- Basketball – Poised for huge growth over the next 10 years, basketball is still not quite ready for prime time. Every so often we hear rumblings in the media that this could become the next big sport in Canada. Sadly, it has a few things going against it. First, there is only one team playing in Canada from the world’s biggest league, the Toronto Raptors. Second, it will have to go head-to-head with hockey to gain any foothold. Third, recreational enrollment will only see growth at the demise of hockey. However, points one and three show light at the end of the tunnel. David Stern has stated that leaving Vancouver one of his biggest regrets and enrollment in hockey is at risk. Also, aside from the recent disappointment at the FIBA Tournament of the Americas, the Canadian Senior Men’s National Team seems ready to explode onto the scene. There are lots of young Canadian stars coming, and as the immigration trends of Canada change, there are more Canadians who think basketball first and are meeting hockey for the first time. But as we sit here today, it is safely in 6th.
- MMA – Tom Wright and Georges St. Pierre are responsible for this. A huge star and a savvy exec can make all the difference for a sport. However, it’s hard to be bigger than the first six if you only hold at most three events a year in this country. In addition, there is no proof that this sport would be half as big as it is without Georges St. Pierre, a guy who’s not getting any younger. Recreational involvement seems scattered, and television coverage is still largely relegated to the lesser Sportsnet. A few years ago, this looked to be trending up but I think we have reached the summit and it can only go down from here.
- Golf – Strong recreational involvement, young Canadian golfers ready to break through, and great television support. Golf is doing ok. A better date for the Canadian Open, and maybe some more national success and things will be looking up for golf. Additionally, the 2016 Olympics may be the perfect time for golf in Canada to breakthrough. However, entering the winter, it’s hard to rank golf any higher than 7th.
- Tennis – Milos. We have talked about him on this site, he had a very positive season, and he will represent Canada in the Davis Cup later this month. From there, the Canadian Open splits time between Montreal and Toronto, and is well attended. Federer, Nadal, and Andy Murray have national recognition in this country.

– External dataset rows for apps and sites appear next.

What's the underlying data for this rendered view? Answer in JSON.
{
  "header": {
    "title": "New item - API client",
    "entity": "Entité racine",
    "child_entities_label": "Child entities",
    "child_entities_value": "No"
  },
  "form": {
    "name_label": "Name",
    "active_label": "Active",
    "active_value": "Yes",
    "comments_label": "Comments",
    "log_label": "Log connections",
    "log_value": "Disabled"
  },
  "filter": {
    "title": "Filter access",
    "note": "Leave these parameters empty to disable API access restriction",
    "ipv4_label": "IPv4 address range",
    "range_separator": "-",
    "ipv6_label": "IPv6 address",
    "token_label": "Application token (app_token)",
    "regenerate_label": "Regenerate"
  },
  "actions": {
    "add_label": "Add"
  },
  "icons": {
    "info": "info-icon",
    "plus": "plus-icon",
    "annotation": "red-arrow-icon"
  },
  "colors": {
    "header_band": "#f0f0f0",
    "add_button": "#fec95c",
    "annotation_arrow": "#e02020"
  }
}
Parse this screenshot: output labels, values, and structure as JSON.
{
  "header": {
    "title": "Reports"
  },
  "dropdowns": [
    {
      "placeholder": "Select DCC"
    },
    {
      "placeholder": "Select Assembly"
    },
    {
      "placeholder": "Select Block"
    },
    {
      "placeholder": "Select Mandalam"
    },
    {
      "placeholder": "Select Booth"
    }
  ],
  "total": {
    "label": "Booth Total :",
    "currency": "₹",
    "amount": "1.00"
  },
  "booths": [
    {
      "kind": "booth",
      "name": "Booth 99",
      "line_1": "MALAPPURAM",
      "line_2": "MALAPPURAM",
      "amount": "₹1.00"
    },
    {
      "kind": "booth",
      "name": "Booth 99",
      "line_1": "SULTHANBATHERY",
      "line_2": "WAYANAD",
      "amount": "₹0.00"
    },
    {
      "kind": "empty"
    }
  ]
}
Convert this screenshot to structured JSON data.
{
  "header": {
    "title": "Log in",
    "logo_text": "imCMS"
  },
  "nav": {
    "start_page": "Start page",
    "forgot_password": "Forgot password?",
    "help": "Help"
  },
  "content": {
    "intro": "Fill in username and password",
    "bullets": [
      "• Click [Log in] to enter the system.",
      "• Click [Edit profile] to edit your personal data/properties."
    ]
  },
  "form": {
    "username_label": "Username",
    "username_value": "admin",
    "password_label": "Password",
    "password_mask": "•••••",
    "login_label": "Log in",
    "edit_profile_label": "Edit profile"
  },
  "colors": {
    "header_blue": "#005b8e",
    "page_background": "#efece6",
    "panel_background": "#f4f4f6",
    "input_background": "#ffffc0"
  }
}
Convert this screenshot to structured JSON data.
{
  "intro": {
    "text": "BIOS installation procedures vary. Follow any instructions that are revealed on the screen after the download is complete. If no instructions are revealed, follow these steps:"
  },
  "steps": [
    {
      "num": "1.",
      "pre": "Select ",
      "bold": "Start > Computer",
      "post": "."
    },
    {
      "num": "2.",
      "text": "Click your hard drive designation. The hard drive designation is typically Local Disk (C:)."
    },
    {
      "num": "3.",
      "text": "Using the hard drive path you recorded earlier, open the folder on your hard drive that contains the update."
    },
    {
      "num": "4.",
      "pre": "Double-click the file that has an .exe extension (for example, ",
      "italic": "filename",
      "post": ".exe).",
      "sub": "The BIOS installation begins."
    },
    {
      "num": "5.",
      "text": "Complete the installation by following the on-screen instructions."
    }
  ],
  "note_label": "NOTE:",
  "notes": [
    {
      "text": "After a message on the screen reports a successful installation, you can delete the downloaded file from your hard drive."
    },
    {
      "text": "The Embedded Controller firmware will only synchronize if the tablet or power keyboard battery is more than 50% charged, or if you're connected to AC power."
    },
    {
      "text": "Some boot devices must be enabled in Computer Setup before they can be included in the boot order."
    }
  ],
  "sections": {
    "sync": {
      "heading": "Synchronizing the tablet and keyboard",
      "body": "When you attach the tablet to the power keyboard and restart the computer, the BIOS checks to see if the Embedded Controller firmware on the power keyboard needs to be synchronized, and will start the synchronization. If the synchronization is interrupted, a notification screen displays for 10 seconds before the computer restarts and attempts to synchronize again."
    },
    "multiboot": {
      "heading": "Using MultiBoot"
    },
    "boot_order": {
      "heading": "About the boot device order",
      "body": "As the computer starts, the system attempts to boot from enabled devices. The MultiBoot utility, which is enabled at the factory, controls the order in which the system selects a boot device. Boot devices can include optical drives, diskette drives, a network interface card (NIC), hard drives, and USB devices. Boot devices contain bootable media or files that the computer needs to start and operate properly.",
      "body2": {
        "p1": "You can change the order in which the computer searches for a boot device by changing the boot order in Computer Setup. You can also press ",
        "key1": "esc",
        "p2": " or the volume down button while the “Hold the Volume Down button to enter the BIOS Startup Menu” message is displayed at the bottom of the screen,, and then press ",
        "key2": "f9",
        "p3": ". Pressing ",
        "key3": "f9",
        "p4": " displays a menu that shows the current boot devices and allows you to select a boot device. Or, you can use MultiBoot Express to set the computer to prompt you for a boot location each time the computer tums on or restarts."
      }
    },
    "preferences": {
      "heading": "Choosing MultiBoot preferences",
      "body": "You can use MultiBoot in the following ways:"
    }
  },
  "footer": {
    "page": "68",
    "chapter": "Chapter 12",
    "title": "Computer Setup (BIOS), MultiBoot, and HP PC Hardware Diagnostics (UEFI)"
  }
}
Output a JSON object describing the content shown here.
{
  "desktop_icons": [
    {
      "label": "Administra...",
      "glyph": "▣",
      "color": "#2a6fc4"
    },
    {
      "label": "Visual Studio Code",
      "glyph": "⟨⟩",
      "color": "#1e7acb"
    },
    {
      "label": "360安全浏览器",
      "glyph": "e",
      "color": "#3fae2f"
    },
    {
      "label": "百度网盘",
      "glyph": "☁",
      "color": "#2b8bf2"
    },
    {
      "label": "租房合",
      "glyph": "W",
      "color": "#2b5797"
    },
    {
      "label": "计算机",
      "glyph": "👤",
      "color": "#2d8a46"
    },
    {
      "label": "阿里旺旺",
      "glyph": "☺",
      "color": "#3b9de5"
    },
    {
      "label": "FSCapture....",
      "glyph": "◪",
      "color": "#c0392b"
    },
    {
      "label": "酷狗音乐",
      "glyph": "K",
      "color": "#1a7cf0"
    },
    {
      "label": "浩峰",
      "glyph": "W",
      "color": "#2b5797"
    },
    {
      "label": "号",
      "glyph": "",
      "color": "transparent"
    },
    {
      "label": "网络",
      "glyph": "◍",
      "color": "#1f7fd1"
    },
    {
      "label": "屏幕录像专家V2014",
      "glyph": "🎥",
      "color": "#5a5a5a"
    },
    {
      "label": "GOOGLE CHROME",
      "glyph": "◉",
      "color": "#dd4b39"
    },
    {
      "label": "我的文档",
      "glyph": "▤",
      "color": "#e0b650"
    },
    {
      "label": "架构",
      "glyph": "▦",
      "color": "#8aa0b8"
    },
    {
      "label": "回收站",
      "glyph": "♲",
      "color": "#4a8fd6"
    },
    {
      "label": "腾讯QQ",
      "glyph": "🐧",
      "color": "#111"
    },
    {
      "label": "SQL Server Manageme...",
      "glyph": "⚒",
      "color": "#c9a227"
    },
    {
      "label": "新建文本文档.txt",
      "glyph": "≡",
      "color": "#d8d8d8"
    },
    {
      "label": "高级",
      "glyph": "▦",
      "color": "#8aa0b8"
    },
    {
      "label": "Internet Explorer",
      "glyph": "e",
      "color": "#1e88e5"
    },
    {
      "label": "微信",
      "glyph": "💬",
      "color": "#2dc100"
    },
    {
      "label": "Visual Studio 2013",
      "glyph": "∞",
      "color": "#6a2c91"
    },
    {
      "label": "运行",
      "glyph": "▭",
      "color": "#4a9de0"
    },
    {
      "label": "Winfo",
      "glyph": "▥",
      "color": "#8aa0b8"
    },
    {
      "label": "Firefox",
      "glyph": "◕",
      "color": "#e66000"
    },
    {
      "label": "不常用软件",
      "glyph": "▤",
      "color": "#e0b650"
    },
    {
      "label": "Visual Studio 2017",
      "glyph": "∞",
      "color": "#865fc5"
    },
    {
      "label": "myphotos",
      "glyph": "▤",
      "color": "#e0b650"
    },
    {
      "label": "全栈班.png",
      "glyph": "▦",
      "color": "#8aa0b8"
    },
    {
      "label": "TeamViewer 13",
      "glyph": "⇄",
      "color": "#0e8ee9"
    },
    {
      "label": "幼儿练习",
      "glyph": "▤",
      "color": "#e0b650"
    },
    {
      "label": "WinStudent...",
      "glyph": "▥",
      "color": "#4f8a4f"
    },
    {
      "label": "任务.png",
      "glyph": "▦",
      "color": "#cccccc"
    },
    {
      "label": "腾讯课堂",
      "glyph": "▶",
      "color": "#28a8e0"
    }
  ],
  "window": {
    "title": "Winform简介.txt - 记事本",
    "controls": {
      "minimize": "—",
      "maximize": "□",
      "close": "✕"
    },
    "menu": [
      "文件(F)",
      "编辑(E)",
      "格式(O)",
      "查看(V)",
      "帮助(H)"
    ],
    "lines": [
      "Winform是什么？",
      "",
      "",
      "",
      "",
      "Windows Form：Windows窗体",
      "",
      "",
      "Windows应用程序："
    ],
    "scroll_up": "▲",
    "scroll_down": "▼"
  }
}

Overall, I think tennis is a healthy sport in Canada, however it’s hard to rank it any higher than 8th right now. Next year if Milos or Pospisil can achieve greater results then maybe it’ll be more of a debate.
- Motorsports – There is a big F1 race in Montreal every year, almost 20 years ago we were home to the Formula One World Champion, and Nascar gets a healthy amount of television time. Finally, Indy Car has multiple races in this country. I do not see this sport gaining on any of the sports ahead of it, but it is worth mentioning.
- Cycling – The Tour De France still gets love in this country after everything. You can attribute this to Ryder Hesjedal. Other than that, nothing of note.
- The rest – figure skating, athletics (4x100m especially), softball, swimming, rowing, boxing, lacrosse, and rugby
Those are the power rankings for this quarter. I have no doubt that there will be a debate about the rankings and I welcome all challenges on these rankings. Either tweet me @SportsBizCanada or if you really want to unload, hit me up at Jeffrey.lush(at)sportsbusinesscanada.com and I will run the emails with responses in a future piece for the site.